“Lying shattered and broken for months now, it resembles more the site of a bunker-busting bomb raid than a jewelled feature of one of Ireland’s main beach resorts”, Cllr Joe Conway complained this week.
And he submitted that the County Council’s failure to act “represents a catalogue of bone-headed inaction by a body that has a duty to our town, whether they like or realise it”.
He said: “Tramore is nationally and internationally famous as a beach resort – it makes no sense at all to allow the beach and its infrastructure to lapse into this appalling condition of neglect. The County Council is not a generative creator of employment, I know, but it has a responsibility to support our economic viability by fulfilling its duty of care to Tramore, its people and its visitors”.
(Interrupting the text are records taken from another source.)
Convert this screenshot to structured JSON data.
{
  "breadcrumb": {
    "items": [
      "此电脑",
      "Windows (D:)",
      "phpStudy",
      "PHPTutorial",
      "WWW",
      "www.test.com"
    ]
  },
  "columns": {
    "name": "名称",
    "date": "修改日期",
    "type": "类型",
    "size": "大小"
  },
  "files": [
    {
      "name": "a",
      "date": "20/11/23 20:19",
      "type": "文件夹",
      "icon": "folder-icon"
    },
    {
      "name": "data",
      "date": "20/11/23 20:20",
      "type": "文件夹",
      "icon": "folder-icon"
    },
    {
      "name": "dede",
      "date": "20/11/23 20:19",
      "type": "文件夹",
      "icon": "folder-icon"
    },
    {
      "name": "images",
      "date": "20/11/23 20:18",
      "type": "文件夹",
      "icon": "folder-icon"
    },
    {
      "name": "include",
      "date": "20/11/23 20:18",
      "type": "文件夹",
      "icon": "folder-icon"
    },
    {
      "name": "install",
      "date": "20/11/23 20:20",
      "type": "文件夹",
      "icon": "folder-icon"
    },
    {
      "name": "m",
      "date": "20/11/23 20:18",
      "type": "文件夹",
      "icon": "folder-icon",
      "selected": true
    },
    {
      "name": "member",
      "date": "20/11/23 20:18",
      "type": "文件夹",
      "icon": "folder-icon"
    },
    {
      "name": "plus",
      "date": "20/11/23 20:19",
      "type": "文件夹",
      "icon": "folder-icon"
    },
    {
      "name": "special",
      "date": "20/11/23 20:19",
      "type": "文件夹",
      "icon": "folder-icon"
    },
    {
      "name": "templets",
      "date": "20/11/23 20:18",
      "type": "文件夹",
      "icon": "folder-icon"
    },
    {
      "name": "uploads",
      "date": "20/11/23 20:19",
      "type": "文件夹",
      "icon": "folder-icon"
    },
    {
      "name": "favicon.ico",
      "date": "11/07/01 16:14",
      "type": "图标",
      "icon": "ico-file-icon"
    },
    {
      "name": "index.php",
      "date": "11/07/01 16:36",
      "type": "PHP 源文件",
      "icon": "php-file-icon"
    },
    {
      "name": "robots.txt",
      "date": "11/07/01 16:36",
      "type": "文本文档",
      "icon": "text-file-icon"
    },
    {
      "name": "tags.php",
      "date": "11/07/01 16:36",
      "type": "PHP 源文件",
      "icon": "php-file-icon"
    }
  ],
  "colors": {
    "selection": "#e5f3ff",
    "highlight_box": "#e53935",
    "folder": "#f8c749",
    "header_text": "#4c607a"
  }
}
He said he had been in touch with the Area Engineer late last week on the matter and she informed him that she had got the staff to do the work, but not the money. “This is incredible, especially in a week that has seen a bunch of metal flowers sprout up opposite the Majestic, at a cost of sixty-thousand euro”, he commented. “If you asked anyone in Tramore the question – would you rather that money be spent repairing the Ladies Slip, or emplacing a bunch of bronze Irises, I don’t think you would have to employ any research guru to interpret the results. Public Art is very commendable, but safety and viability of the resort would surely have to take precedence.
“In effect, this illustrates yet again how out-of-touch Waterford County Council can be when dealing with Tramore. We have removed people in Dungarvan making insensitive and inappropriate decisions for us down here, in a demeanour akin to the last days of the Raj.
“It is one of the main issues that I am appealing to people to think about in the run-up to the County Council elections at the beginning of June. Do we want a continuation of this semi-detached type of local government from Dungarvan, or do we want a culture change in our representation and the way we stand up for ourselves”.